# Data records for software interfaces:
....

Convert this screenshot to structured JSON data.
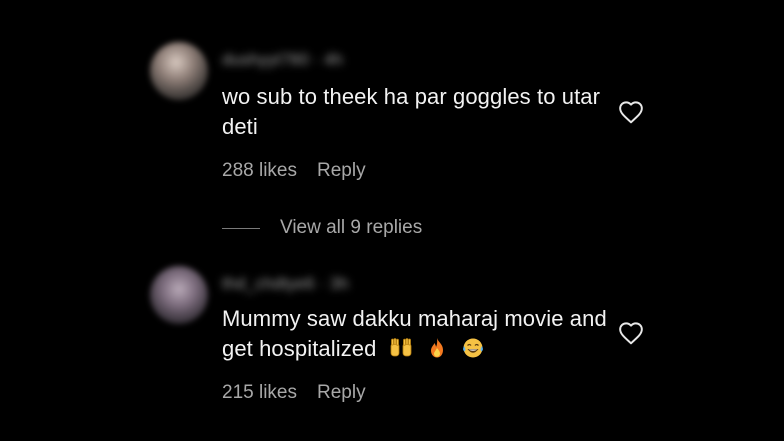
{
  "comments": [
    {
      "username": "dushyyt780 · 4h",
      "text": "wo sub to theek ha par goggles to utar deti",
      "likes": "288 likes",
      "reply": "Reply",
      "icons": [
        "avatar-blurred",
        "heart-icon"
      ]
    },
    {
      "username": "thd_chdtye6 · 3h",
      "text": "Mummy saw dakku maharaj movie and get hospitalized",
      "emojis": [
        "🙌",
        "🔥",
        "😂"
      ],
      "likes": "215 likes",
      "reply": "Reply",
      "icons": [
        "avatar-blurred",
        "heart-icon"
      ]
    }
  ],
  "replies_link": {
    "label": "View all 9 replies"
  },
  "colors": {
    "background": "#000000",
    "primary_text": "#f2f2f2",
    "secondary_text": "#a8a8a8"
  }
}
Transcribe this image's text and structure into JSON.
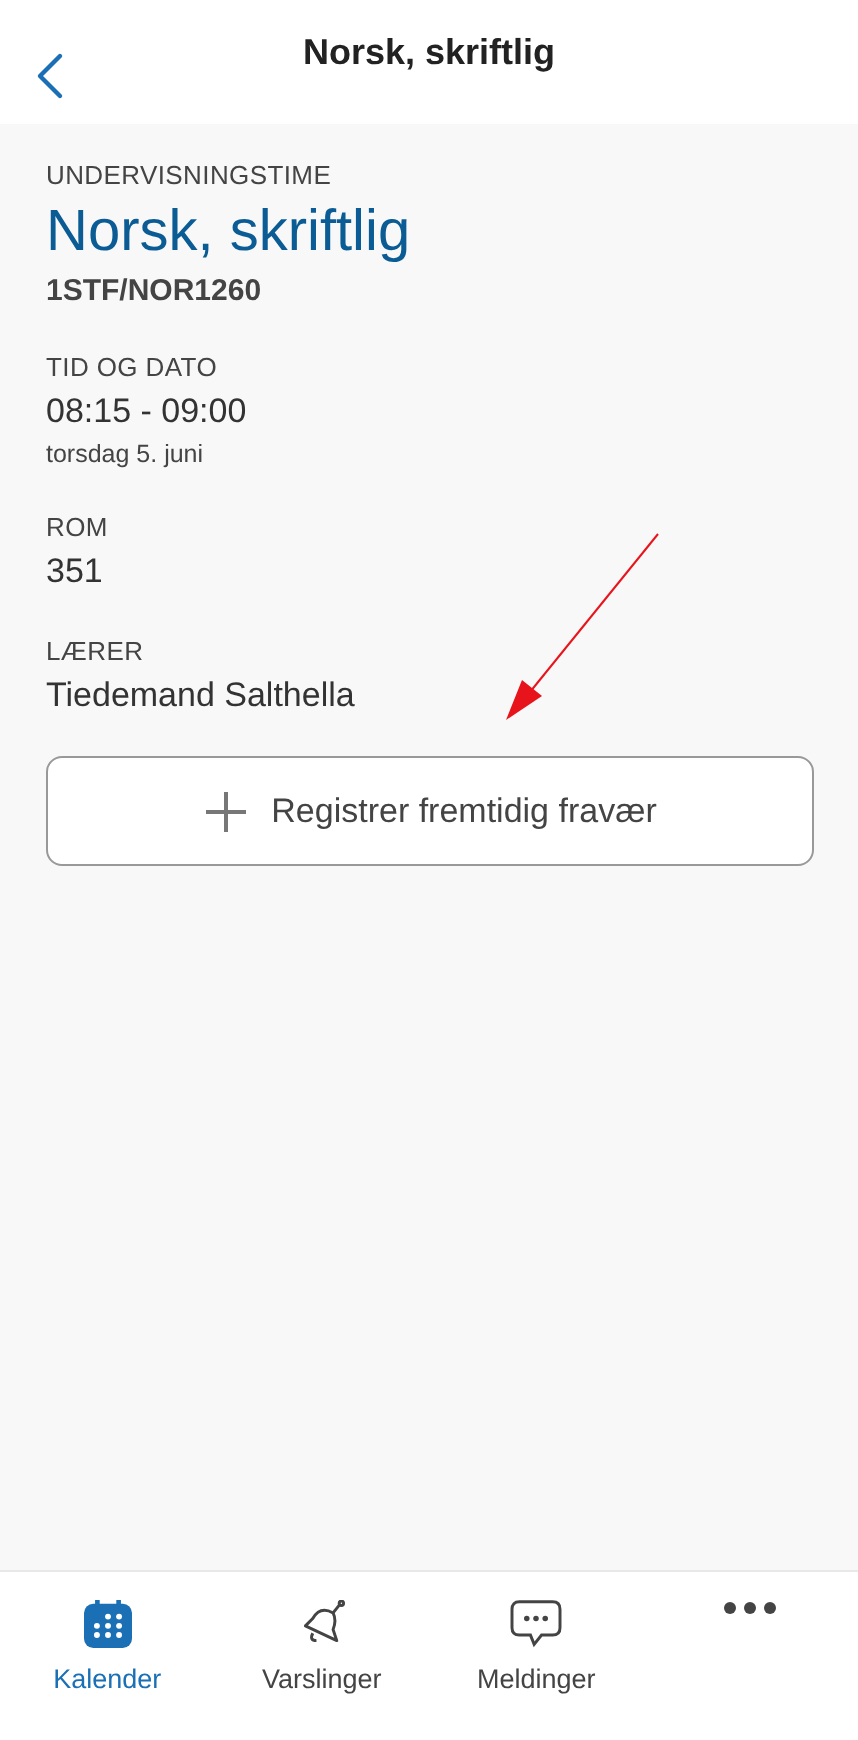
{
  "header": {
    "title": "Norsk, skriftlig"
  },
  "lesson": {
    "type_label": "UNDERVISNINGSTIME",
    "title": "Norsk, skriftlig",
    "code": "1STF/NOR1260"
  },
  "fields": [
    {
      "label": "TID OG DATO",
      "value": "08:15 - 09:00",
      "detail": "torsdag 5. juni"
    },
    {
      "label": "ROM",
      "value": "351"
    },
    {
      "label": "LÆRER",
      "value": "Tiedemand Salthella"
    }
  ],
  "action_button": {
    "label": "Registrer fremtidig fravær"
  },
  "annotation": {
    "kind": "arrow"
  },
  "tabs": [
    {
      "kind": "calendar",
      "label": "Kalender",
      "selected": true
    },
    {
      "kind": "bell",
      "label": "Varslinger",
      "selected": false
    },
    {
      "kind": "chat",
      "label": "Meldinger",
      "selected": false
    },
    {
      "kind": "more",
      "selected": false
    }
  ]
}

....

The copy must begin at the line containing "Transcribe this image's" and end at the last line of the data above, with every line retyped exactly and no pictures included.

Transcribe this image's text and structure into JSON.
{
  "header": {
    "title": "Norsk, skriftlig"
  },
  "lesson": {
    "type_label": "UNDERVISNINGSTIME",
    "title": "Norsk, skriftlig",
    "code": "1STF/NOR1260"
  },
  "fields": [
    {
      "label": "TID OG DATO",
      "value": "08:15 - 09:00",
      "detail": "torsdag 5. juni"
    },
    {
      "label": "ROM",
      "value": "351"
    },
    {
      "label": "LÆRER",
      "value": "Tiedemand Salthella"
    }
  ],
  "action_button": {
    "label": "Registrer fremtidig fravær"
  },
  "annotation": {
    "kind": "arrow"
  },
  "tabs": [
    {
      "kind": "calendar",
      "label": "Kalender",
      "selected": true
    },
    {
      "kind": "bell",
      "label": "Varslinger",
      "selected": false
    },
    {
      "kind": "chat",
      "label": "Meldinger",
      "selected": false
    },
    {
      "kind": "more",
      "selected": false
    }
  ]
}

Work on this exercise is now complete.